Taming the Beast


Probably like some of you, I have a love/hate relationship with my computer. Actually, it’s not my computer I have issues with but the internet, or more specifically, my use of the internet. Without question, having an online connection with the world makes life easier in many ways. I can even say that it equips me to do a better job with the responsibilities the Lord has given me. Daily I go online to research topics I’m going to teach, to figure out how to plant something I’ve never grown before, to check out the grocery store ads, to balance our checkbook, or to request books to be sent to the bookmobile. The internet helps me stay in quick contact with grown children, other family members, and distant friends.  And how thankful I am that my older children are able to take live online classes from the excellent and godly teachers at The Potter’s School! My computer, with its rip-roaring rural DSL speeds, is a grand tool, and one I would be loathe to give up.
But my computer is not exactly a tool like my dishwasher, vacuum cleaner, or other gear that make household tasks easier. None of them is seductive in the way my computer is. I have never started to mix up the weekly batch of bread in my Bosch and then thought, “Oh, while I’m here I’ll just whip up some fruit smoothies. And at the same time, I might as well stir up a recipe of French bread, and how about a batch of whole-wheat baked doughnuts?” Now, my family might be happy if I did those things, but I tend to not get distracted from those kinds of jobs but instead do only what I’d originally planned. Not so with the computer. Maybe you are more disciplined than I, but I far too often go online to check email or look up one little thing, then get off course and spend 15 minutes or (sometimes much)  more trekking from one place to another.
And the internet leads me in to sin in more ways than wasting time. Have you noticed how much of social networking is gossip or voyeurism? I’m convinced that the internet provides just one more way for women to be idle, and “go around from house to house; and not merely idle, but also gossips and busybodies, talking about things not proper to mention” (I Tim. 5:13).
Finally, I’ve started to notice how things I read online sometimes cause me to get worked up about issues and want to prove that the way I think is the right way.  A few nights ago, after reading something on an online forum, I was troubled and formulating a response that would explain why my take on a certain topic was the correct one. Then I picked up my evening bible reading and the Lord rebuked me with this:
I Peter 3: 8, 9 To sum up, all of you be harmonious, sympathetic, brotherly, kindhearted, and humble in spirit; not returning evil for evil or insult for insult, but giving a blessing instead; for you were called for the very purpose that you might inherit a blessing.
For a number of reasons, Tim and I have been reevaluating our internet usage. I wish we could simplistically arrive at an answer such as, “We’ll only use the internet for such and such, but never for thus and so.” I wish I could say something like, “Blogs are fine, but Facebook is always a black hole.” And I’m pretty sure that whatever decisions we arrive at won’t be the same that would be best for someone in a different situation.  Nonetheless, here are the basic questions I’m using to help me process my online use:
- Does what I am reading/doing online help me love the Lord with all my heart, soul, mind, and strength?
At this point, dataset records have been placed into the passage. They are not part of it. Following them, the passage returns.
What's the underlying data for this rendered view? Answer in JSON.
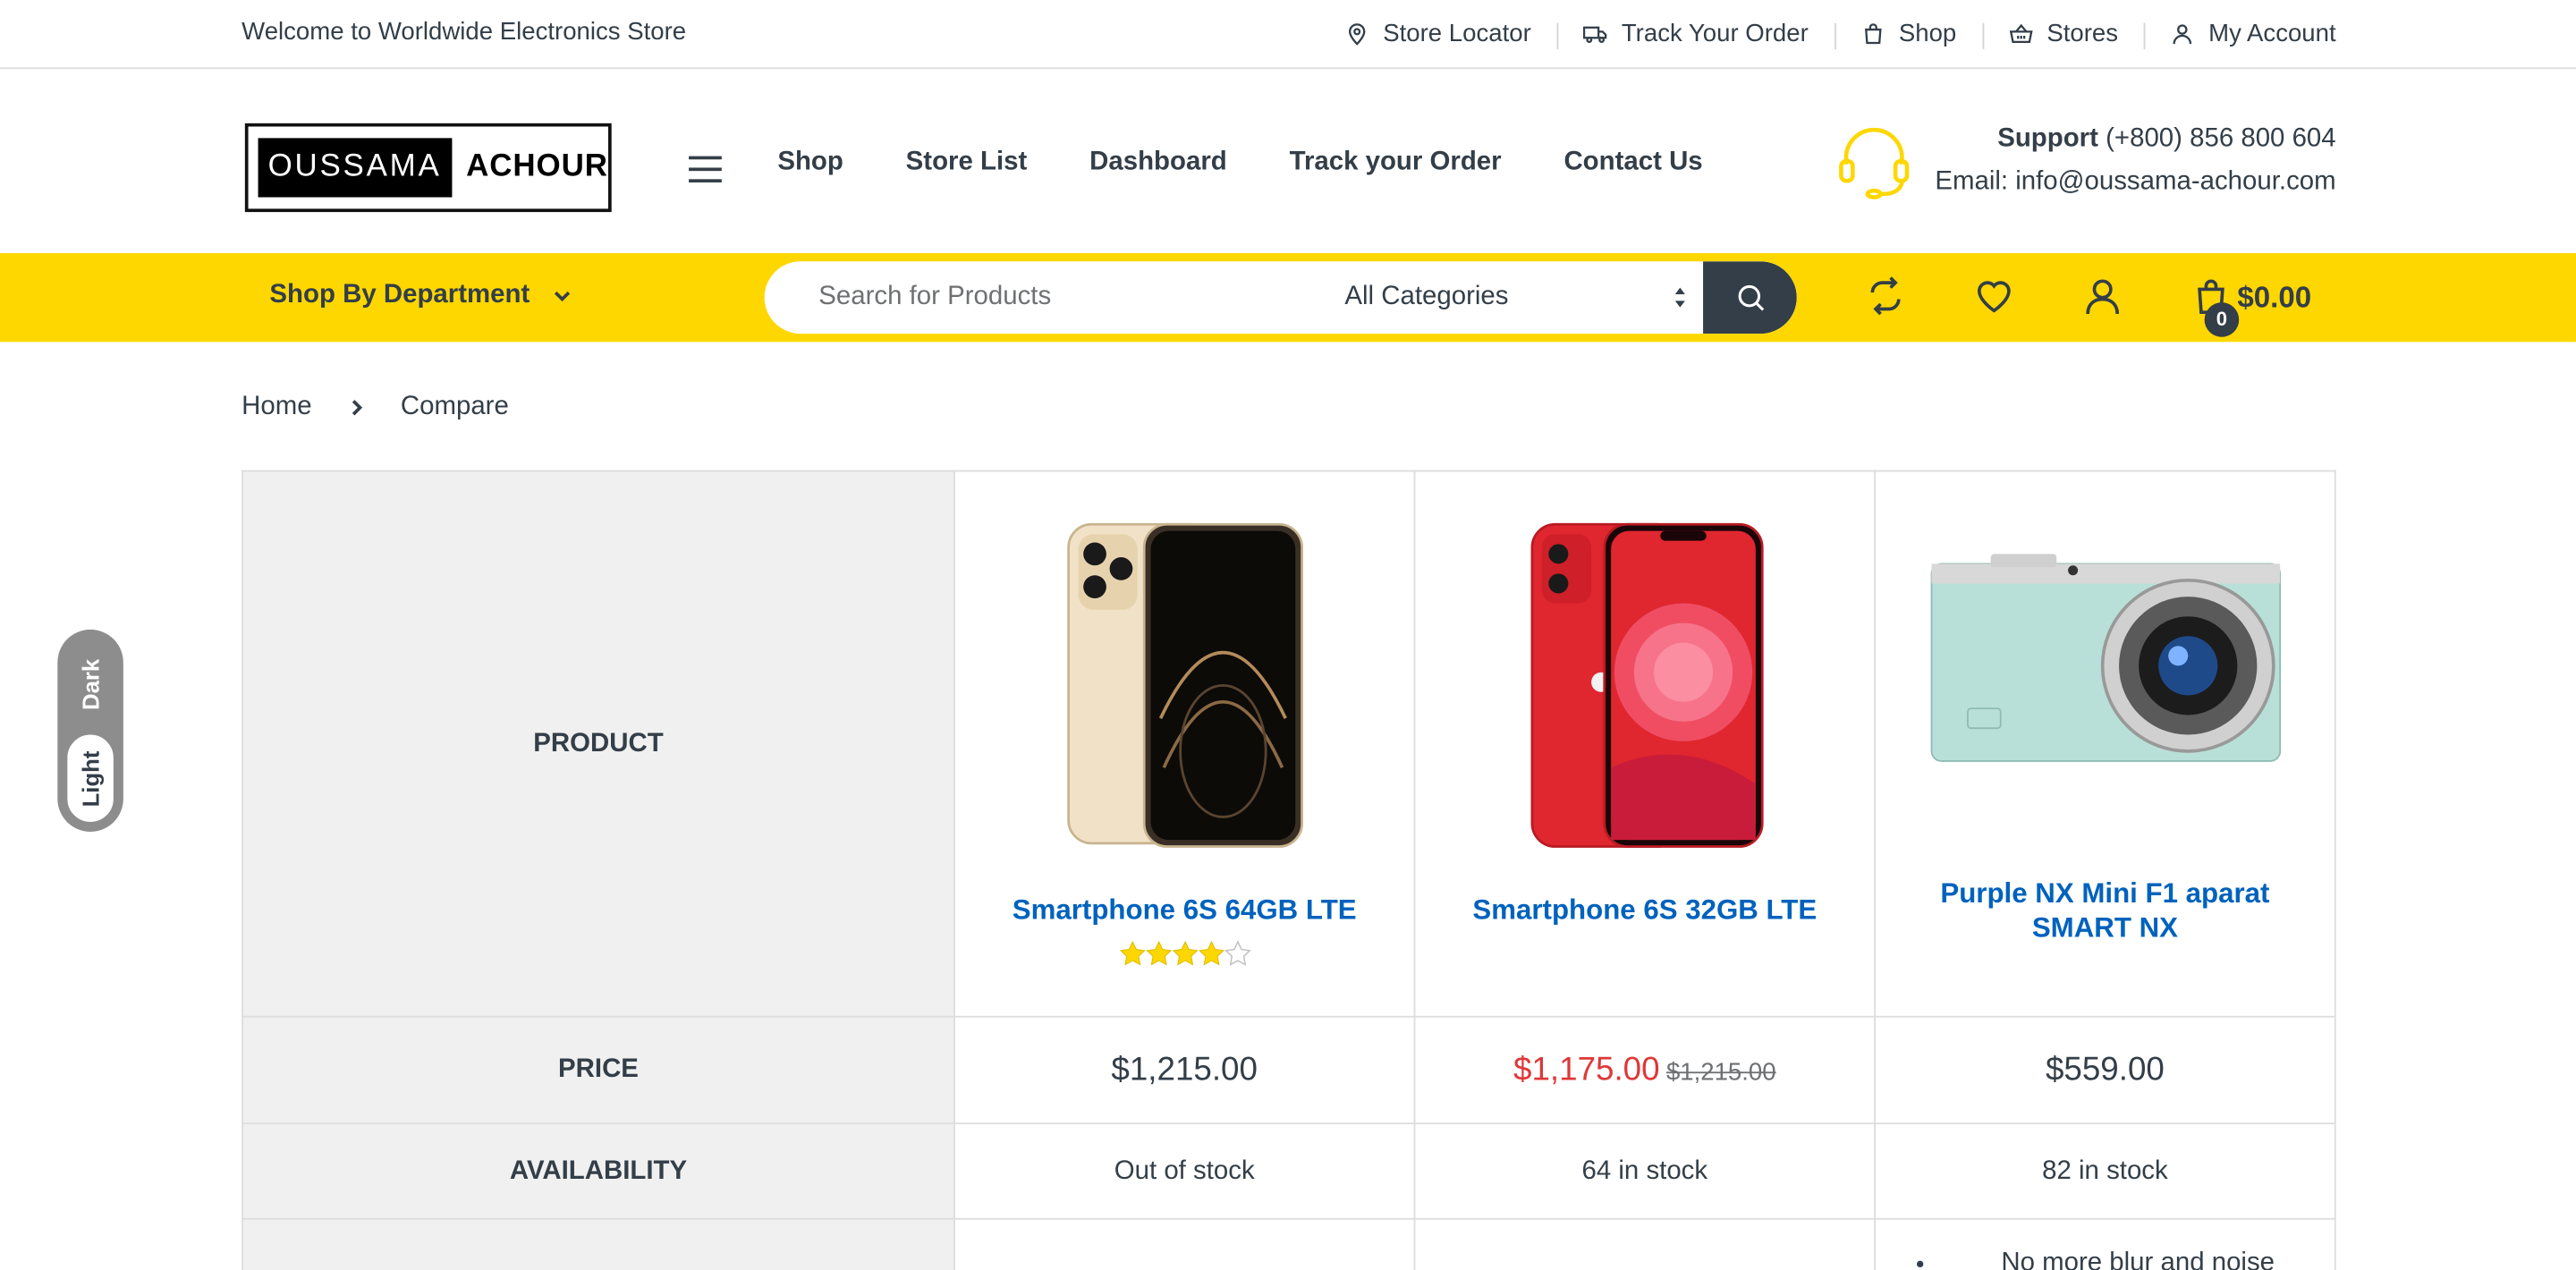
{
  "topbar": {
    "welcome": "Welcome to Worldwide Electronics Store",
    "links": [
      {
        "label": "Store Locator",
        "icon": "map-pin-icon"
      },
      {
        "label": "Track Your Order",
        "icon": "truck-icon"
      },
      {
        "label": "Shop",
        "icon": "shopping-bag-icon"
      },
      {
        "label": "Stores",
        "icon": "basket-icon"
      },
      {
        "label": "My Account",
        "icon": "user-icon"
      }
    ]
  },
  "header": {
    "logo_left": "OUSSAMA",
    "logo_right": "ACHOUR",
    "nav": [
      "Shop",
      "Store List",
      "Dashboard",
      "Track your Order",
      "Contact Us"
    ],
    "support_label": "Support",
    "support_phone": "(+800) 856 800 604",
    "support_email": "Email: info@oussama-achour.com"
  },
  "toolbar": {
    "department_label": "Shop By Department",
    "search_placeholder": "Search for Products",
    "category_selected": "All Categories",
    "cart_count": "0",
    "cart_total": "$0.00"
  },
  "breadcrumb": [
    "Home",
    "Compare"
  ],
  "compare": {
    "labels": {
      "product": "PRODUCT",
      "price": "PRICE",
      "availability": "AVAILABILITY"
    },
    "products": [
      {
        "name": "Smartphone 6S 64GB LTE",
        "rating": 4.5,
        "price": "$1,215.00",
        "old_price": "",
        "availability": "Out of stock"
      },
      {
        "name": "Smartphone 6S 32GB LTE",
        "rating": null,
        "price": "$1,175.00",
        "old_price": "$1,215.00",
        "availability": "64 in stock"
      },
      {
        "name": "Purple NX Mini F1 aparat SMART NX",
        "rating": null,
        "price": "$559.00",
        "old_price": "",
        "availability": "82 in stock",
        "description_first": "No more blur and noise"
      }
    ]
  },
  "theme_switch": {
    "dark": "Dark",
    "light": "Light"
  },
  "colors": {
    "accent": "#fed700",
    "dark": "#333e48",
    "link": "#0062bd",
    "sale": "#df3737"
  }
}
- Does it equip me to be a better wife and/or mom to my husband and children?
- Does it help me love my neighbor as myself? (Or am I merely loving myself?)
- Is my internet use more in line with being a Titus 2 older woman or a I Timothy 5:13 busybody?

Happily, much online use can pass these tests. When I spend five minutes to find a recipe for a cherry breakfast kuchen, that is time well spent to help me love my family. However, taking 45 minutes digging out the ultimate recipe might be time better spent talking to my thirteen year old about an issue she’s working through or even in cleaning the kitchen. Facebook, on the other hand, for me is more questionable, and it may end up being kicked off my computer. Whatever parameters I end up with after more consideration, I know that I want to keep my computer and its online capabilities as simply a tool  and not a seductress.
2 Responses
  1. Jessica Says:

    Very good post, Anne. Thank you for this reminder that we ought to make the most of the hours we are blessed with each day!


  2. Abigail Says:

    Wow! I almost have to laugh because I found this blog post by "trekking from one place to another"! And I am SO glad that I did! I have found that quite a bit of my trekking does lead me to really good things. However, there can be such a thing as too much of a good thing. That is what I most need to watch out for.

    I read this post to my husband because I think it is so important. I agree with what you wrote here.

    Keeping good boundaries on the internet is so important. Using the internet is part of my ministering to others...yet I have to be careful not to let it distract me.

    Thank you for the questions you raised...good things to be focused on.

    I agree that the situation for one person may not apply to another. You have given good food for thought. I am going to remember these questions...and this post.

    Thank you...and many blessings to you.